However, before they even get that far they must overcome the unheralded Venezuelans who shocked on their way to qualification, the Chinese, and two yet-to-be confirmed teams who will come from the ‘last chance’ qualification tournaments in July.
Those two teams could be powerhouses such as Serbia, France, or Greece.
Australia should be thankful for the Venezuelans and Chinese, the other options were the battle-hardened Argentines or the Nigerians, who are similar in athleticism to the Americans.
Despite recent talk of gold medals, Andrej Lemanis wont be sitting comfortably content about the challenge that lays ahead of his coaching staff and the twelve brave Australians who will need to stand up and be counted. There will be no easy games.
Whilst the Boomers will escape the United States in the quarter finals, the path ahead is still treacherous.
Group B has been dubbed the “Group of Death” as it is filled with European superpowers long accustomed to the medal dais. Every team in the group is justified in its belief that it can medal in Rio:
- Qualifier 3

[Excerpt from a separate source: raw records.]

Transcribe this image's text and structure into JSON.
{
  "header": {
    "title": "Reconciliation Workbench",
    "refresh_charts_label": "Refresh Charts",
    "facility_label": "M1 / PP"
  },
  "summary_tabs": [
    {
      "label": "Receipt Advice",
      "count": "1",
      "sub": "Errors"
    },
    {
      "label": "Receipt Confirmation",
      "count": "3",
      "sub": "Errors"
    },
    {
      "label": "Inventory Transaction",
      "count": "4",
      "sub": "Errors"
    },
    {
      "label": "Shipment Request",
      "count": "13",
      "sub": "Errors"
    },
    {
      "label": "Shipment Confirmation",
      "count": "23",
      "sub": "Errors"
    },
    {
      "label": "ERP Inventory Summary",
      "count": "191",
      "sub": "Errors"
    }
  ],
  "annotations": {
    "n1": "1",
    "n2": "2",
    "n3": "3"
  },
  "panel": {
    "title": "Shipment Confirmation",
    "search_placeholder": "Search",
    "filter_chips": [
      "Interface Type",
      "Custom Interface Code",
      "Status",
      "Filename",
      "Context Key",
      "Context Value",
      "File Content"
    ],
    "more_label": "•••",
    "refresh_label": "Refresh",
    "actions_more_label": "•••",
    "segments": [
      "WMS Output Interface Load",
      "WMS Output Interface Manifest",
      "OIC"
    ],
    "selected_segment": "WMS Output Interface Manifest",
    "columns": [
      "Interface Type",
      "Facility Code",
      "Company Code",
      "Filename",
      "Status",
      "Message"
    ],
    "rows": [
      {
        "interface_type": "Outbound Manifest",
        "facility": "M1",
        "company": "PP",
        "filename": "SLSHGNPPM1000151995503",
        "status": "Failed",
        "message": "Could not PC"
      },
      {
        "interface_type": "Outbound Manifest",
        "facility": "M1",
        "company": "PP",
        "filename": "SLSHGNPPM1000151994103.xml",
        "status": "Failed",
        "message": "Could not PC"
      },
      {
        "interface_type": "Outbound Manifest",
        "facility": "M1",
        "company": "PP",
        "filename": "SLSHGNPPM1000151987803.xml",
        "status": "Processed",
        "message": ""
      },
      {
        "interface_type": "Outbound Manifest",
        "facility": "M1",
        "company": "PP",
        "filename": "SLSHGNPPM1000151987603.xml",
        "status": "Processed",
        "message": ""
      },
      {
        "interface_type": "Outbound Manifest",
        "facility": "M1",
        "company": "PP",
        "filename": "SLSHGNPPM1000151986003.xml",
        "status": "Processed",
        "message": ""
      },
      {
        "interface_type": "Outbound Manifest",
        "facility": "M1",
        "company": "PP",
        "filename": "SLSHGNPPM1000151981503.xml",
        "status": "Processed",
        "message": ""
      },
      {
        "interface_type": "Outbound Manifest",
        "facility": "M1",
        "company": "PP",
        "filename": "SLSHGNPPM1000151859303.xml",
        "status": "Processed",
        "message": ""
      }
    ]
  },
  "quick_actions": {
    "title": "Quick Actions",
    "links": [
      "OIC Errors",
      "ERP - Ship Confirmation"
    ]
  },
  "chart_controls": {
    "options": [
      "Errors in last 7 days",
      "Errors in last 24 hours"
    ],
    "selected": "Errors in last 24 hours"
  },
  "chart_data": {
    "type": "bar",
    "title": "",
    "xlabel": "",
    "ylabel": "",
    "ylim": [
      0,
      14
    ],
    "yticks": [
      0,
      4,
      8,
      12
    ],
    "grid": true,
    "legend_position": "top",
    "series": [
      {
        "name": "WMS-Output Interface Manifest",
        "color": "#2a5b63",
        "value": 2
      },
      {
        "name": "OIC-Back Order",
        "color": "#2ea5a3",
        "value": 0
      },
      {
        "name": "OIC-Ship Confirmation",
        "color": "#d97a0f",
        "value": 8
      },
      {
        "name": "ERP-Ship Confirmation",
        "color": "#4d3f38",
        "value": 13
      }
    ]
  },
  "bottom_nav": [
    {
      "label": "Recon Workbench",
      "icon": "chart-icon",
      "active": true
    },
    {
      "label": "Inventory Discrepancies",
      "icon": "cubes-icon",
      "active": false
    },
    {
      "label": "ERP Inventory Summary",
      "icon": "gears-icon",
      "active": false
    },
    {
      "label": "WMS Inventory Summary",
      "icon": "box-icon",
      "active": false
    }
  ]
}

A quarter final win against any of the above teams would be tough, but achievable for the star-studded Boomers, who will be primed for do-or-die basketball boasting four players with recent NBA Finals experience in Andrew Bogut, Matthew Dellavedova, Patty Mills and Aron Baynes; and returned Olympians such as Joe Ingles, Brad Newley and David Anderson.
The Australian team has a unique mix of youth, experience, athleticism and basketball IQ that make them a dangerous proposition for any team.
With due respect to Andrew Gaze, Shane Heal, Luc Longley and Andrew Vlahov, this could be the most talented Australian team Ever.
While recent laughable and frankly erroneous headlines have stated the Boomers’ are a “Nightmare for the Dream Team”, even the Americans shouldn’t expect a win sheepishly handed to them by the feisty Australians, who wont feel any awe towards these god-like basketball savants.
After receiving a fair and reasonable draw, the Boomers’ medal hopes rest squarely in their own hands. Australia, traditionally a slow starter and victim of first-up losses, will begin its tournament with two “lucky dips” from the qualifiers basket.
A good start could lead the team to glory.
A poor one could end a dream in disappointment.
Australia’s charge for a first ever medal begins on August 6 against Qualifier 1.